Bugbears, like other goblinoids, have a reputation for being dim-witted and brutish. This claim is not unfounded and like their kin bugbears have easily provoked tempers and are prone to fitful rages. Few bugbears overcome this nature and their culture's brutal nature. Bugbear heroes, though rare, are heard of and can acquire significant renown if successful. Often the motivation for this change of heart comes from the rewards earned from virtue, which in the long term are more pleasing than the short-lasting pleasures of evil.

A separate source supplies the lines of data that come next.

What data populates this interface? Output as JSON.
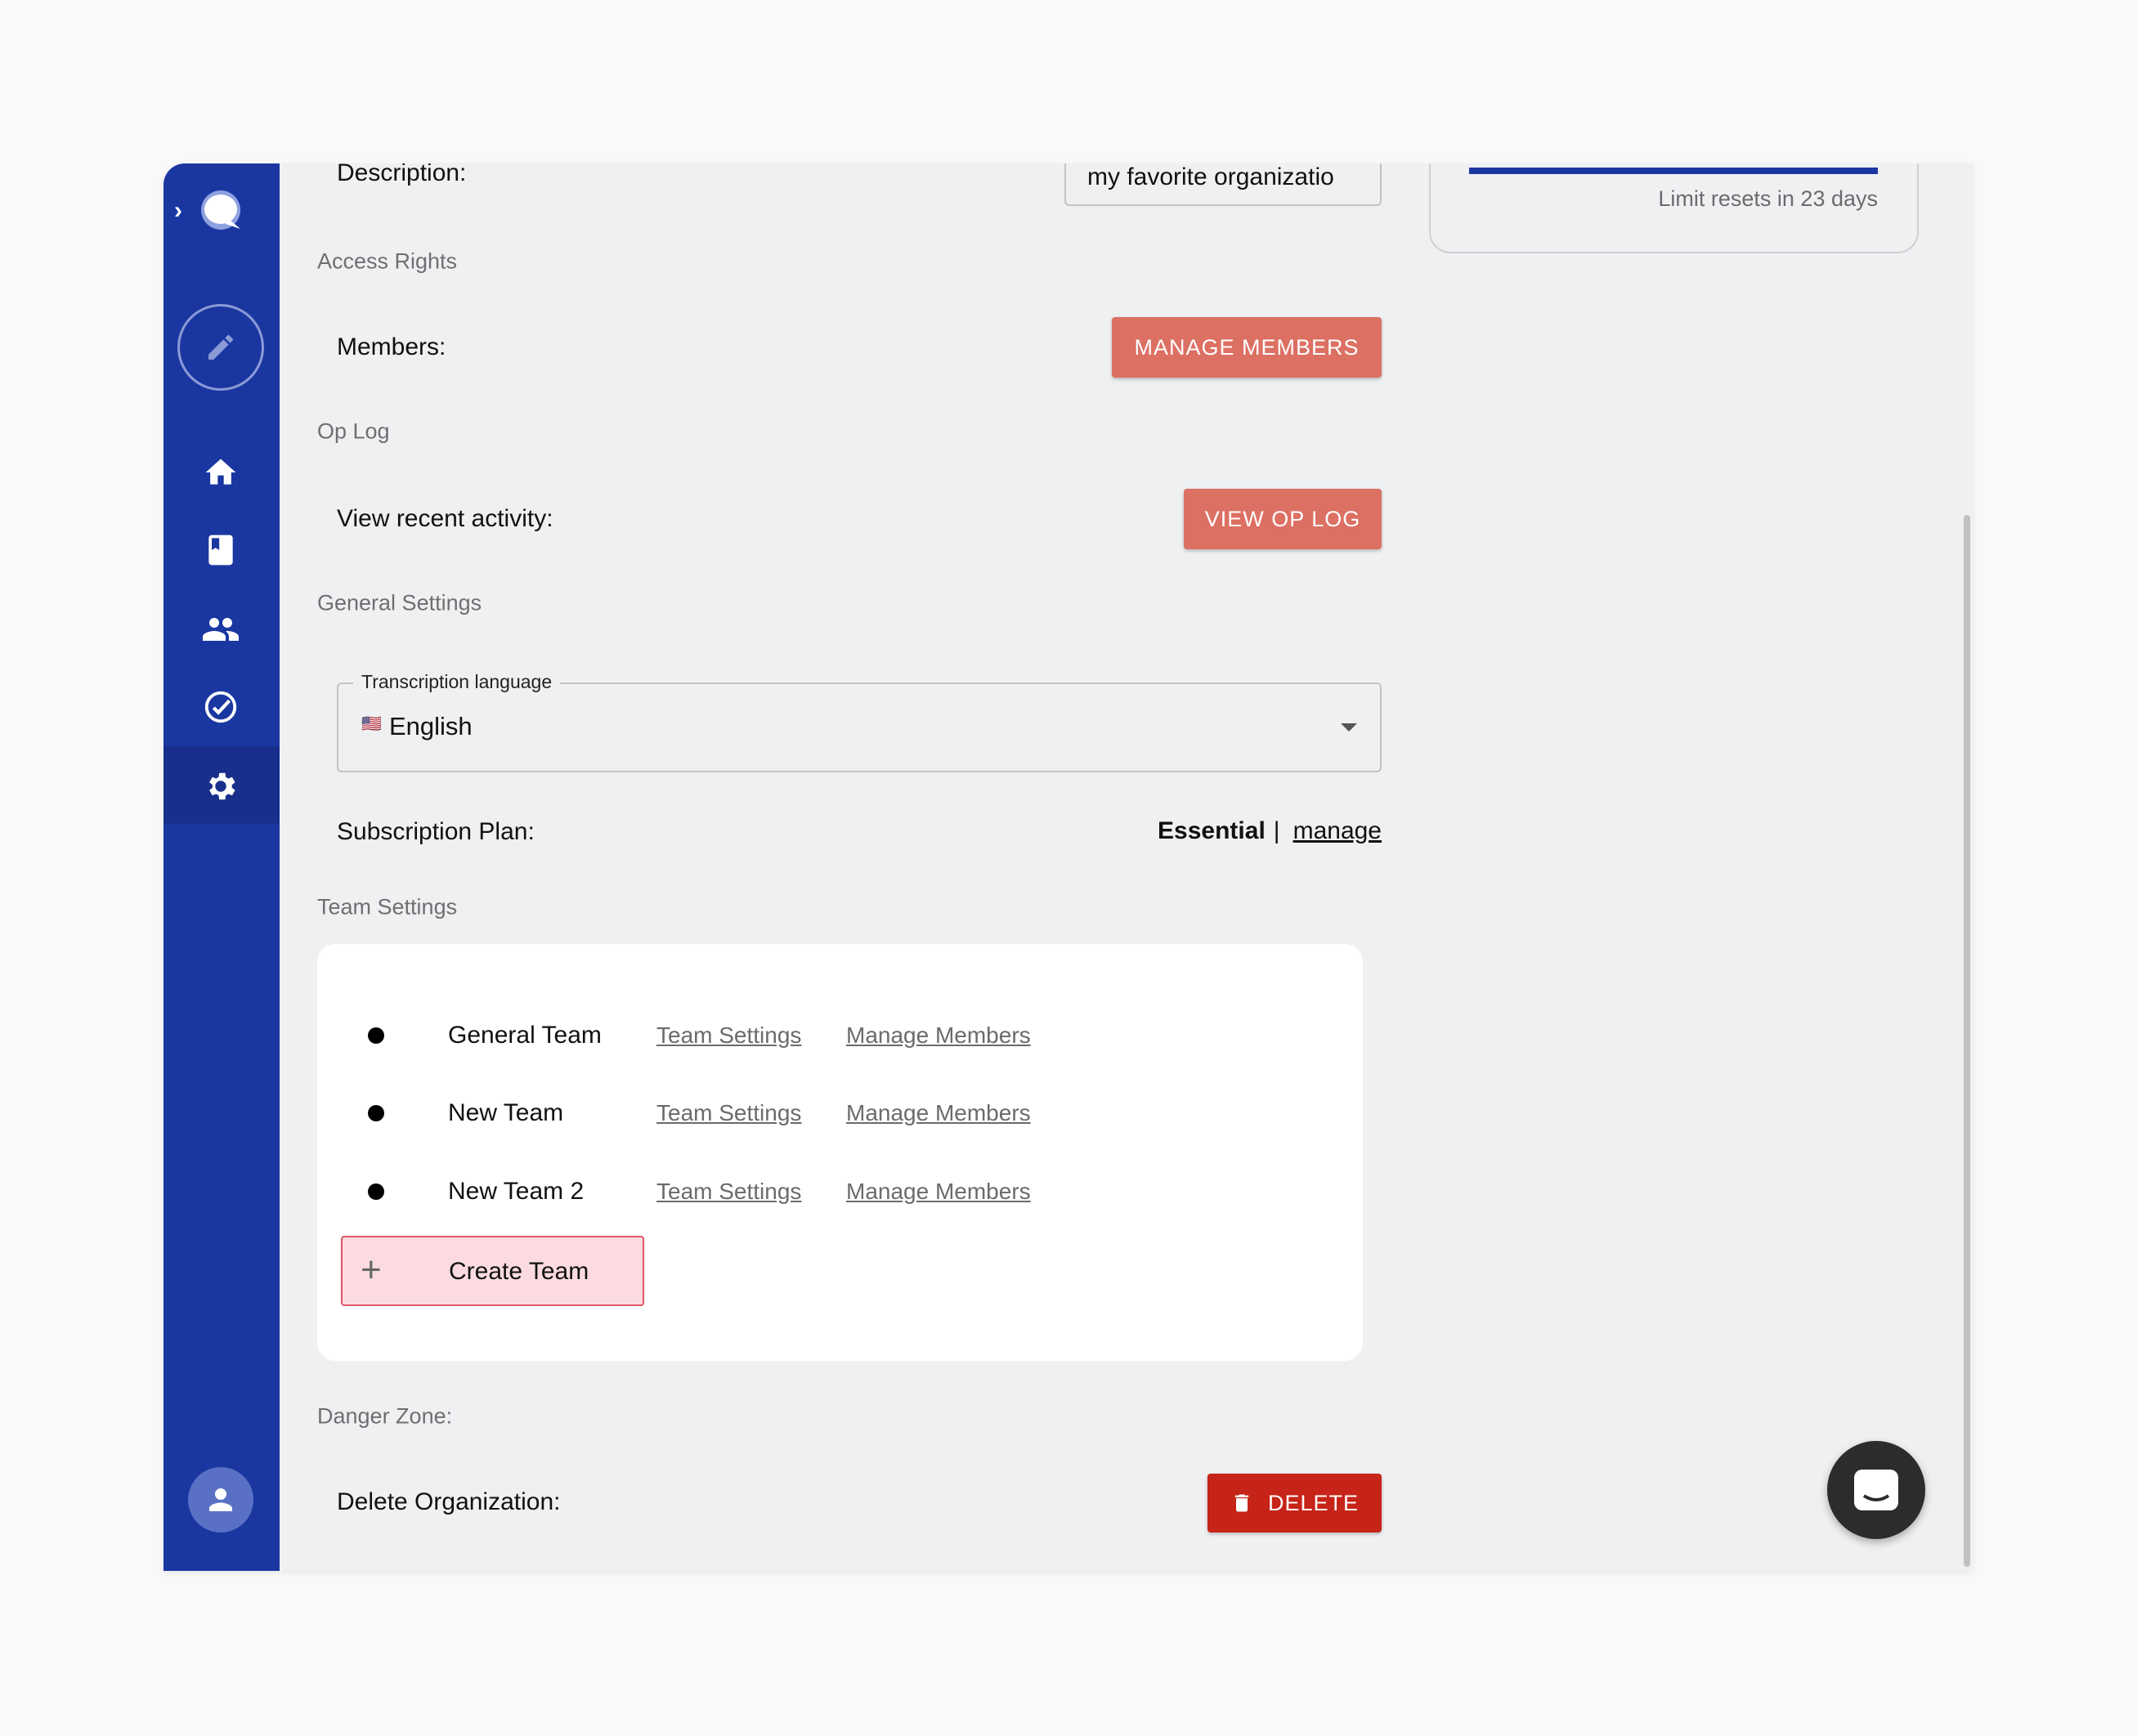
{
  "sidebar": {
    "items": [
      {
        "icon": "home-icon"
      },
      {
        "icon": "book-icon"
      },
      {
        "icon": "people-icon"
      },
      {
        "icon": "check-circle-icon"
      },
      {
        "icon": "gear-icon",
        "selected": true
      }
    ]
  },
  "general": {
    "description_label": "Description:",
    "description_value": "my favorite organizatio"
  },
  "access": {
    "section": "Access Rights",
    "members_label": "Members:",
    "manage_members": "MANAGE MEMBERS"
  },
  "oplog": {
    "section": "Op Log",
    "label": "View recent activity:",
    "button": "VIEW OP LOG"
  },
  "settings": {
    "section": "General Settings",
    "language_label": "Transcription language",
    "language_value": "English",
    "language_flag": "🇺🇸",
    "plan_label": "Subscription Plan:",
    "plan_value": "Essential",
    "plan_sep": "|",
    "plan_manage": "manage"
  },
  "teams": {
    "section": "Team Settings",
    "rows": [
      {
        "name": "General Team",
        "settings": "Team Settings",
        "members": "Manage Members"
      },
      {
        "name": "New Team",
        "settings": "Team Settings",
        "members": "Manage Members"
      },
      {
        "name": "New Team 2",
        "settings": "Team Settings",
        "members": "Manage Members"
      }
    ],
    "create": "Create Team"
  },
  "danger": {
    "section": "Danger Zone:",
    "label": "Delete Organization:",
    "button": "DELETE"
  },
  "usage": {
    "reset_text": "Limit resets in 23 days",
    "progress": 1.0
  },
  "colors": {
    "sidebar": "#1a37a1",
    "accent": "#dc7063",
    "danger": "#c62418"
  }
}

Bugbears are often found in the company of other goblinoids, particularly goblins, since tribes made up mostly of hobgoblins and bugbears tend to be wiped out quickly by other races as a precaution. Some bugbears also operate independently, though tribes ruled by hobgoblins are better organized and less savage. This is in part because bugbears have little patience for diplomacy or negotiation, preferring violent solutions to conflicts unless obviously overpowered. In general, bugbears live a life based around survival and become rogues, though many also make excellent barbarians.
Bugbears have their own pantheon, led by Hruggek. Bugbears often decapitate their enemies as a way to honor Hruggek, who is said to do the same. Since the Spellplague the power of Hruggek has been diminished and the god now serves as an exarch of Bane, the god of tyranny.
- ↑ 1.0 1.1 1.2 1.3 1.4 1.5 Skip Williams, Jonathan Tweet, Monte Cook (July 2003). Monster Manual 3.5. (Wizards of the Coast), p. 29. ISBN 0-7869-2893-X.
- ↑ 2.0 2.1 2.2 Reynolds, Forbeck, Jacobs, Boyd (March 2003). Races of Faerûn. (Wizards of the Coast), p. 136. ISBN 0-7869-2875-1.
- ↑ Eric L. Boyd, Erik Mona (May 2002). Faiths and Pantheons. (Wizards of the Coast), p. 221. ISBN 0-7869-2759-3.
- ↑ Reynolds, Forbeck, Jacobs, Boyd (March 2003). Races of Faerûn. (Wizards of the Coast), p. 137. ISBN 0-7869-2875-1.
- ↑ 5.0 5.1 Mike Mearls, Stephen Schubert, James Wyatt (June 2008). Monster Manual 4th edition. (Wizards of the Coast), p. 135. ISBN 978-0-7869-4852-9.
- ↑ 6.0 6.1 Rob Heinsoo, Logan Bonner, Robert J. Schwalb (September 2008). Forgotten Realms Player's Guide. (Wizards of the Coast), p. 20. ISBN 978-0-7869-4929-8.
- ↑ 7.0 7.1 Mike Mearls, Stephen Schubert, James Wyatt (June 2008). Monster Manual 4th edition. (Wizards of the Coast), p. 136. ISBN 978-0-7869-4852-9.
- ↑ Bruce R. Cordell, Ed Greenwood, Chris Sims (August 2008). Forgotten Realms Campaign Guide. (Wizards of the Coast), p. 180. ISBN 978-0-7869-4924-3.
- David "Zeb" Cook et al. (1989). Monstrous Compendium Volume One. (TSR, Inc). ISBN 0-8803-8738-6.
- Doug Stewart (June 1993). Monstrous Manual. (TSR, Inc). ISBN 1-5607-6619-0.
- Gary Gygax (1977). Monster Manual. (TSR, Inc). ISBN 0-9356-9600-8.